→ **Aim of the task**
List all lines of the data that include the string "screenshot".

::: Study material

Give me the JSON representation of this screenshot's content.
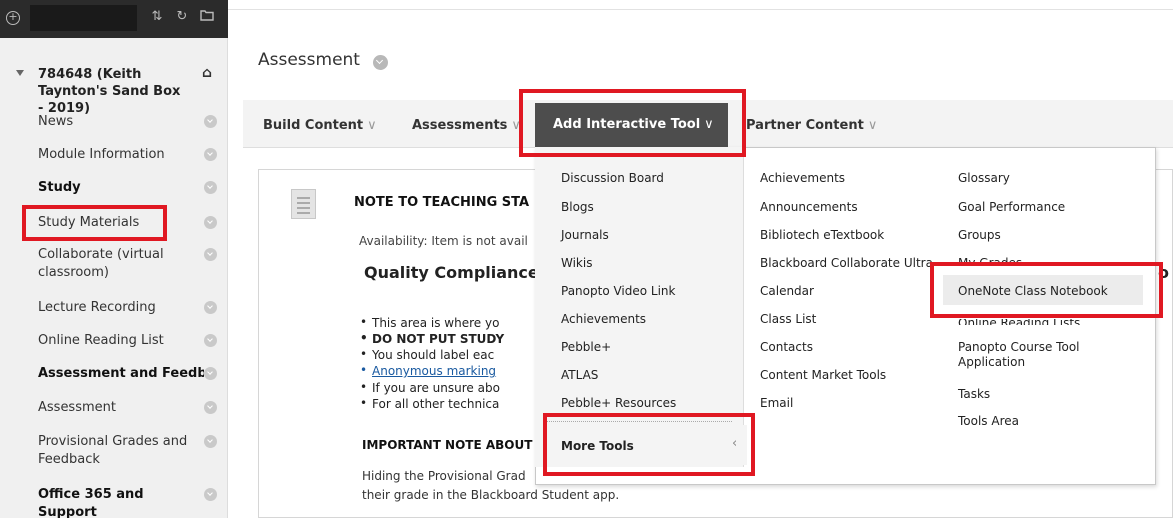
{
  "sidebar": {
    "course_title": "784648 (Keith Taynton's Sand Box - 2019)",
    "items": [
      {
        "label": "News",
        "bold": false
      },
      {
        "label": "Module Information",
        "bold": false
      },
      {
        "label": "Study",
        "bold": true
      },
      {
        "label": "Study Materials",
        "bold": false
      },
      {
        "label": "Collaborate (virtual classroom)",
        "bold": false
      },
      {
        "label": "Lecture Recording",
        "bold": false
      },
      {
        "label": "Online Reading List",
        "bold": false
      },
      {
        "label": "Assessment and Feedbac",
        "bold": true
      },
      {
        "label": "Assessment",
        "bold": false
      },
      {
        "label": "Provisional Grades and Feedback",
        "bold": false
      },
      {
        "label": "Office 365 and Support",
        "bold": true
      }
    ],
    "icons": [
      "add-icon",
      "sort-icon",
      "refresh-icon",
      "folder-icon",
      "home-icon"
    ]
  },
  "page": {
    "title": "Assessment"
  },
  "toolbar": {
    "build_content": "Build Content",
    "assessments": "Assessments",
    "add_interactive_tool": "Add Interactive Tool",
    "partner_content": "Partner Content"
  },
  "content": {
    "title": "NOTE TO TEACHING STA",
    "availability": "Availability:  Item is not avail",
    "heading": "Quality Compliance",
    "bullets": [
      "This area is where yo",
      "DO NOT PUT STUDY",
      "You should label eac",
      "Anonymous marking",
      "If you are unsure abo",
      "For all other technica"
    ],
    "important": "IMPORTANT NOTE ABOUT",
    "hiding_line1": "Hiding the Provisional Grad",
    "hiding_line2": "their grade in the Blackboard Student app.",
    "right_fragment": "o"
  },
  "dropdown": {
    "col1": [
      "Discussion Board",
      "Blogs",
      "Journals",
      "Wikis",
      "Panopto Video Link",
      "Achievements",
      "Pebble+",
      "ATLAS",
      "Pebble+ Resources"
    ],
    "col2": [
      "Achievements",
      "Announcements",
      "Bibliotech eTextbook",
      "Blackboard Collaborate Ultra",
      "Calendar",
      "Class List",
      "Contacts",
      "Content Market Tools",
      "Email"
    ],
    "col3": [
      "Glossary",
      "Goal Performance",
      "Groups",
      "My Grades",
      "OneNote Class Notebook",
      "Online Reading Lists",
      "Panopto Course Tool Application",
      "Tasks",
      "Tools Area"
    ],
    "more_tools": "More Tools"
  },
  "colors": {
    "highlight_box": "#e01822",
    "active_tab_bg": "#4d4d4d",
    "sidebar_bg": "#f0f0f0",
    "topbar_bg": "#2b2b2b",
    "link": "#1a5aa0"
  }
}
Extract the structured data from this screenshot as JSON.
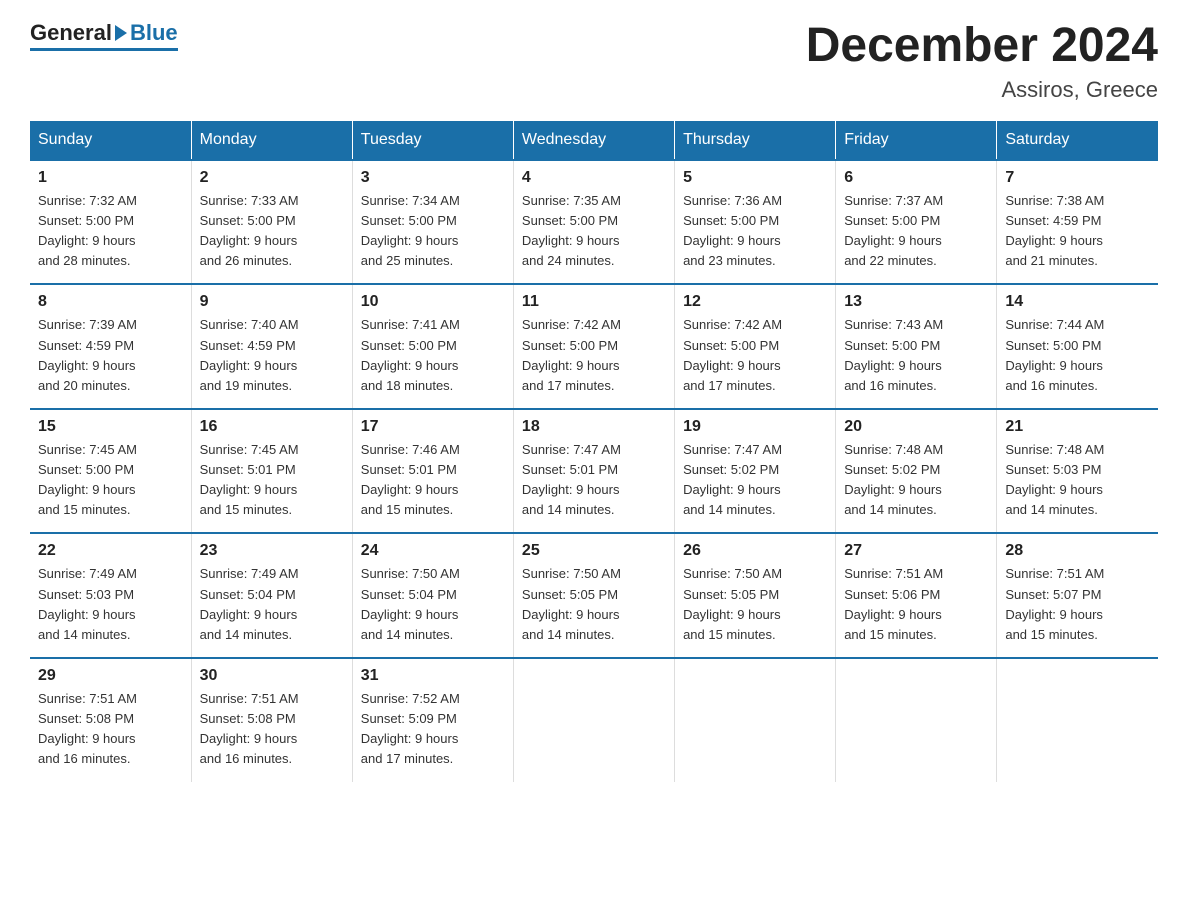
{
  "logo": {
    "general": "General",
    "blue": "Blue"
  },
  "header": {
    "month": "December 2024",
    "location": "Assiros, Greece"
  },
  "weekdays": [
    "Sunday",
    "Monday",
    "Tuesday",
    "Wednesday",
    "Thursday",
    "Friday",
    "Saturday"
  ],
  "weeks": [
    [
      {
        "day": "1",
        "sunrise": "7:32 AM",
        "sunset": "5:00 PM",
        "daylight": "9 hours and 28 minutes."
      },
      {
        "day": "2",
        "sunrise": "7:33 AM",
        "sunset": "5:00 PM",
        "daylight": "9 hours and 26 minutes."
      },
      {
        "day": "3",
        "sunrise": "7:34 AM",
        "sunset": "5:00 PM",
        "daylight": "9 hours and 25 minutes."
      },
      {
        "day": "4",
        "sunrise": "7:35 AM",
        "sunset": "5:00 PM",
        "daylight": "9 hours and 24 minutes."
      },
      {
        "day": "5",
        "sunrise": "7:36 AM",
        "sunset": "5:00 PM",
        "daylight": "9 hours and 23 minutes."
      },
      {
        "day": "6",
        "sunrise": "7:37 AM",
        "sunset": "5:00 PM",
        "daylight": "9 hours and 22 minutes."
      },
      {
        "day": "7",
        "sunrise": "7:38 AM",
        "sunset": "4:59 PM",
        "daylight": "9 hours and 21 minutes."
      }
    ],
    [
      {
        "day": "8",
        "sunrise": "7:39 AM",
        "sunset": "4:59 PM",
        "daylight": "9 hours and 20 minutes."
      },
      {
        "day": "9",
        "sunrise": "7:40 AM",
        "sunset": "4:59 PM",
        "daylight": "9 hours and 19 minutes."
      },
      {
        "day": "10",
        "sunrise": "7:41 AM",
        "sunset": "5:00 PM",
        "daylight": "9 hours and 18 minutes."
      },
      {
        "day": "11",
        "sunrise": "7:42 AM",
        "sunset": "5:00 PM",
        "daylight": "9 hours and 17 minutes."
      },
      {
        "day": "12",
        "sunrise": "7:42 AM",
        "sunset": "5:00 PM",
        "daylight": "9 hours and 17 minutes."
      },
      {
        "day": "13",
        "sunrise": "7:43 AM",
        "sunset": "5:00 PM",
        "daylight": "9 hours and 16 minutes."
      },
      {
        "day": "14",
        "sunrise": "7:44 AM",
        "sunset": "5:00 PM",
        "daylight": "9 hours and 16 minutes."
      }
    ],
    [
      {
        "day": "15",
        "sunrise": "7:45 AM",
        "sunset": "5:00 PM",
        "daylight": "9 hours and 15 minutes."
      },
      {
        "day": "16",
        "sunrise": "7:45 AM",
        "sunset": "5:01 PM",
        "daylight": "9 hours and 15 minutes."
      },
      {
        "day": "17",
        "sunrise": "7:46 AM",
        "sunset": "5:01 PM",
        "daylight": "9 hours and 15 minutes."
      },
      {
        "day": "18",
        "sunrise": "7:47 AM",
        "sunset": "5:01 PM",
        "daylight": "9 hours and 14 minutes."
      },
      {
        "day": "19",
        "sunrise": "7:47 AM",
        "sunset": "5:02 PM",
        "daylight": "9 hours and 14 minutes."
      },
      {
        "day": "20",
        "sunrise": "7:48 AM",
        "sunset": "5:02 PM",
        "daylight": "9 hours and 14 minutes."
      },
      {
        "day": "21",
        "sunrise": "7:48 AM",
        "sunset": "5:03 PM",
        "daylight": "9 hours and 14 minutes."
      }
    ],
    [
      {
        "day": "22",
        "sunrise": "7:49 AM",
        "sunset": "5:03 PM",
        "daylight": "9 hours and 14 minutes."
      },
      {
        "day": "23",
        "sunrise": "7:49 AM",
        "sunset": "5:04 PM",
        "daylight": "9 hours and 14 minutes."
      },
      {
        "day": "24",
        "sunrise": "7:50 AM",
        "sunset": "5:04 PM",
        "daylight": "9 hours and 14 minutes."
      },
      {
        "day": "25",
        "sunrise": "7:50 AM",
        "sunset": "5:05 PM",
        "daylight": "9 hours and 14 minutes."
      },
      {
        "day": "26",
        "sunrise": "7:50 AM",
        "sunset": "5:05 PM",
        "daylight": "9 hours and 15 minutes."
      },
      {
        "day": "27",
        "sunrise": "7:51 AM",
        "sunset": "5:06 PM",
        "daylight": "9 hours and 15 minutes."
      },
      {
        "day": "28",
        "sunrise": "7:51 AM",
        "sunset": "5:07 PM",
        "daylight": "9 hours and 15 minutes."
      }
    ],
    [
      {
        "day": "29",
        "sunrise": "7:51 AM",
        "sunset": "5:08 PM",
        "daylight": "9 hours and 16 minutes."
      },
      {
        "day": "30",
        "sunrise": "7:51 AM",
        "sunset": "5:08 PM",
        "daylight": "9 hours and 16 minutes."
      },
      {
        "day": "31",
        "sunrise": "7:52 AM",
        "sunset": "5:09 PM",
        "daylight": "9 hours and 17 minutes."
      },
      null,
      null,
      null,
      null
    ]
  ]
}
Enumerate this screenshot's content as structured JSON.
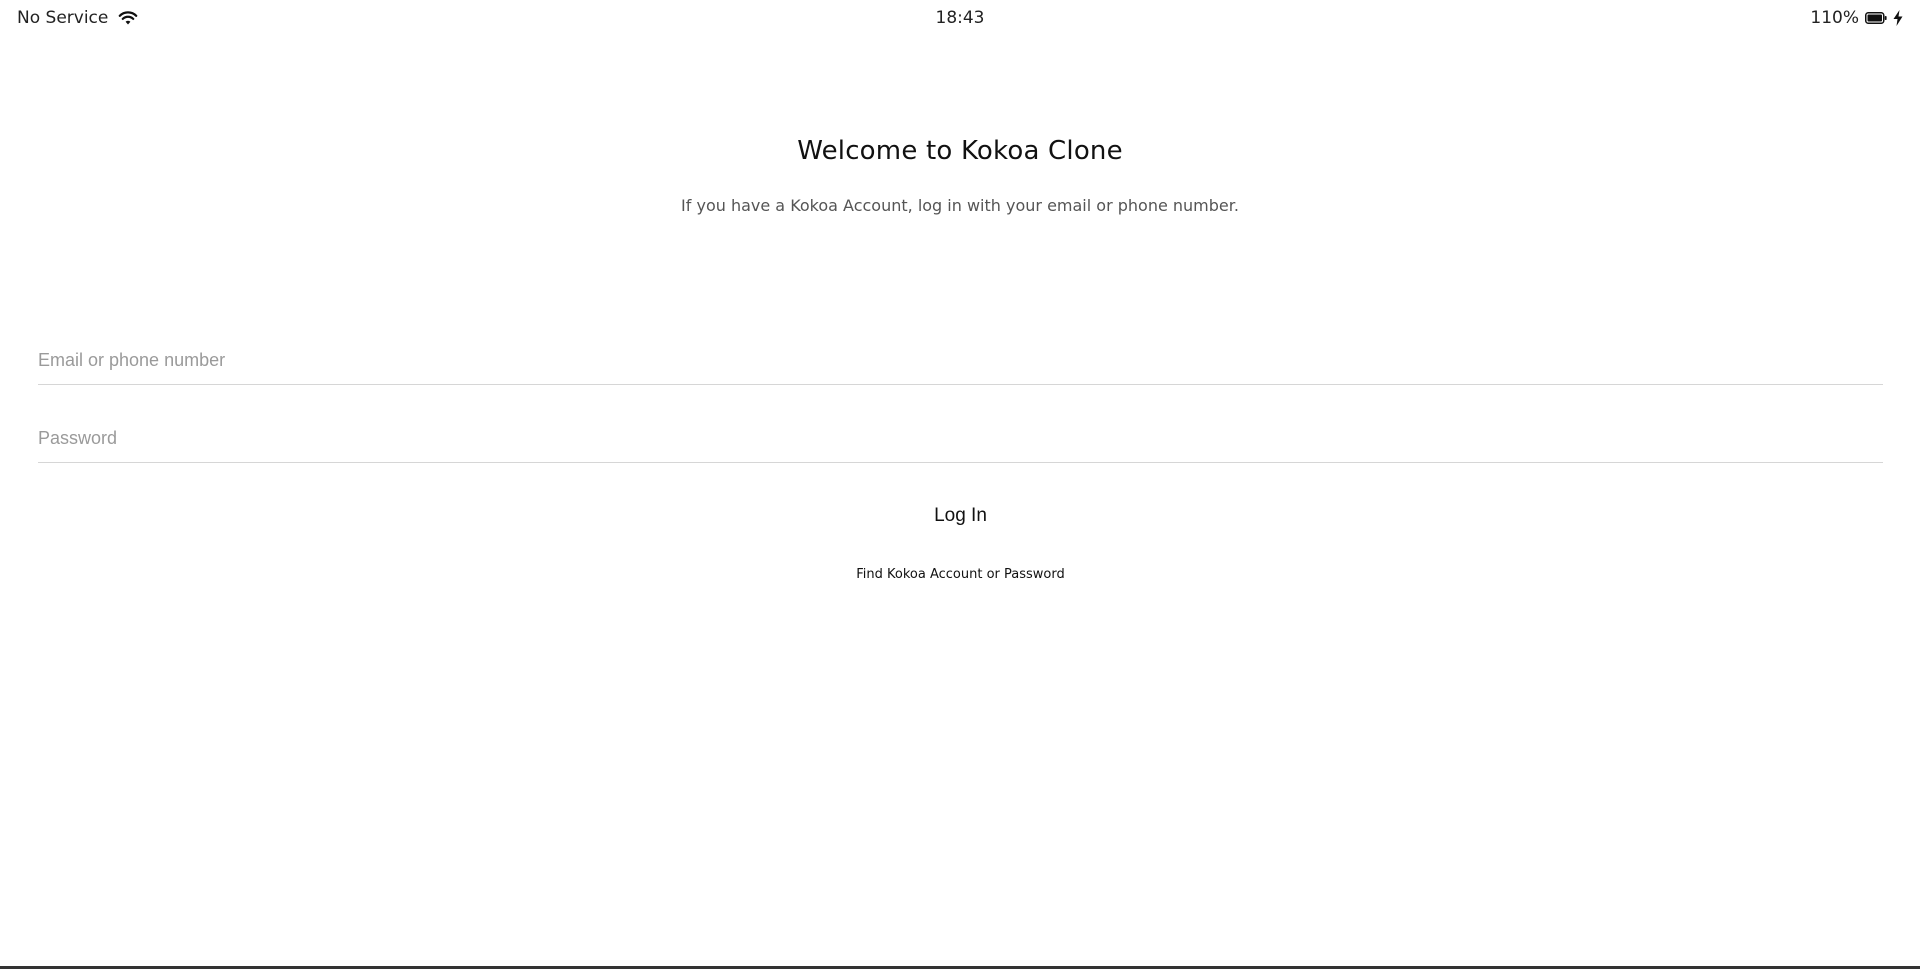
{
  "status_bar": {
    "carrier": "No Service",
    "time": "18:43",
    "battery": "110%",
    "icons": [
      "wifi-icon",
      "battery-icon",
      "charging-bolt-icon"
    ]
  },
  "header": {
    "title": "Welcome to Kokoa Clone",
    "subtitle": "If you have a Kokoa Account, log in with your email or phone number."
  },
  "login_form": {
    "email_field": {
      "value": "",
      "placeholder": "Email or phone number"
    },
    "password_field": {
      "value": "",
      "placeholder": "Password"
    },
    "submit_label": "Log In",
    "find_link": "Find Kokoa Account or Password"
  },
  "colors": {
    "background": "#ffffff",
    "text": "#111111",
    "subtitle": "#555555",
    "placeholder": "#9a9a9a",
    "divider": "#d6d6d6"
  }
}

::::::

→ **Solution for this problem**
Give me the JSON representation of this screenshot's content.
Extract the structured data from this screenshot as JSON.
Enumerate this screenshot's content as structured JSON.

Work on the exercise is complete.